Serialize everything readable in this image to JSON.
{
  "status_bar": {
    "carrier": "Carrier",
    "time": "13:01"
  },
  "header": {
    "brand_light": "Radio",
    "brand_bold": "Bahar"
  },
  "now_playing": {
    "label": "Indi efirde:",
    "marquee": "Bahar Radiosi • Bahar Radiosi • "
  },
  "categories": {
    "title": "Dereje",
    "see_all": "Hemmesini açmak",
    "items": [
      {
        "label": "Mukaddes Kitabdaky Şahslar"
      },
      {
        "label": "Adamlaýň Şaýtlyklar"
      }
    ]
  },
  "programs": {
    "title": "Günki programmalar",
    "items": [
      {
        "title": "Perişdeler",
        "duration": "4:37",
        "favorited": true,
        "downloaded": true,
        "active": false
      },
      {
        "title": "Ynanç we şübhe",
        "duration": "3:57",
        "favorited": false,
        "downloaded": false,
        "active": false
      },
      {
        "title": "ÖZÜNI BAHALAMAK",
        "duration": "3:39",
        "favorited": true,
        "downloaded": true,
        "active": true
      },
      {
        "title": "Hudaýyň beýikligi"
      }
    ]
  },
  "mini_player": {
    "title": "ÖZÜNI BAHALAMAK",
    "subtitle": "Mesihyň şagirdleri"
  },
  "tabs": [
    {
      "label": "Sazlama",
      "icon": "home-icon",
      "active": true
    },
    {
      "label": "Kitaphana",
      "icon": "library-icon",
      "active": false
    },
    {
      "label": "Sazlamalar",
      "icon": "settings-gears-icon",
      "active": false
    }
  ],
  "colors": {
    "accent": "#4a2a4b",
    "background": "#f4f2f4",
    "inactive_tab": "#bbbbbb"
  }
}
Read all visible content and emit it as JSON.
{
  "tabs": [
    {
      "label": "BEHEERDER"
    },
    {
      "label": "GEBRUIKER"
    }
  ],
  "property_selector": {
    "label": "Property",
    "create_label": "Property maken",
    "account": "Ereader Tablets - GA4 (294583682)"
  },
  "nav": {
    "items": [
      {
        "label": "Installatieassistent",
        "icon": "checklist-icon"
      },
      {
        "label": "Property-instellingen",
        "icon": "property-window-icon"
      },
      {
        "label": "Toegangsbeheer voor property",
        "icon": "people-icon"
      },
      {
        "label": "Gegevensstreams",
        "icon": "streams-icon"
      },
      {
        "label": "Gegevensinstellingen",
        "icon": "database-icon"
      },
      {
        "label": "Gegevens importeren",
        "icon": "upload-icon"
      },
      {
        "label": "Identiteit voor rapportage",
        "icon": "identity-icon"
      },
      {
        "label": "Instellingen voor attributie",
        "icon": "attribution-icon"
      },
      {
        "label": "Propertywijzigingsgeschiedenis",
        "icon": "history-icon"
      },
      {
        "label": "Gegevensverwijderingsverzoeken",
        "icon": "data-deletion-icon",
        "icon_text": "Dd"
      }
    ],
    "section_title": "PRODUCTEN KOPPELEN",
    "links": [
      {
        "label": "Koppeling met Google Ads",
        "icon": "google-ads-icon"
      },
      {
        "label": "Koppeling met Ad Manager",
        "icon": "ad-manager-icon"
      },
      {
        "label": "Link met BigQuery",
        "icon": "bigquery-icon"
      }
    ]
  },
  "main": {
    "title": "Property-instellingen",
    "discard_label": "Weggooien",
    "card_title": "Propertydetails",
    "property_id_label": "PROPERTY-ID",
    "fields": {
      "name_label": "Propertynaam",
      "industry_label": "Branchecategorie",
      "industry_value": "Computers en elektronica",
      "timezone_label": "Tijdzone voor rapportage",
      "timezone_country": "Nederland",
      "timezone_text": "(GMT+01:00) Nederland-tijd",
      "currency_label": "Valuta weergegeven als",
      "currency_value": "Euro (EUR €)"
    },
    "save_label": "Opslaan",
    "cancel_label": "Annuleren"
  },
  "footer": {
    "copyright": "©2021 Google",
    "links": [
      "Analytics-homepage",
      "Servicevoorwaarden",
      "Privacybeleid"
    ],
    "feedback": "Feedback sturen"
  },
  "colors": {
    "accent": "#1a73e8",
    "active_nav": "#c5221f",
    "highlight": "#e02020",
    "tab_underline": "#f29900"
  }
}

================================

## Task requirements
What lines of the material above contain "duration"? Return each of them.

## Response to this task
        "duration": "4:37",
        "duration": "3:57",
        "duration": "3:39",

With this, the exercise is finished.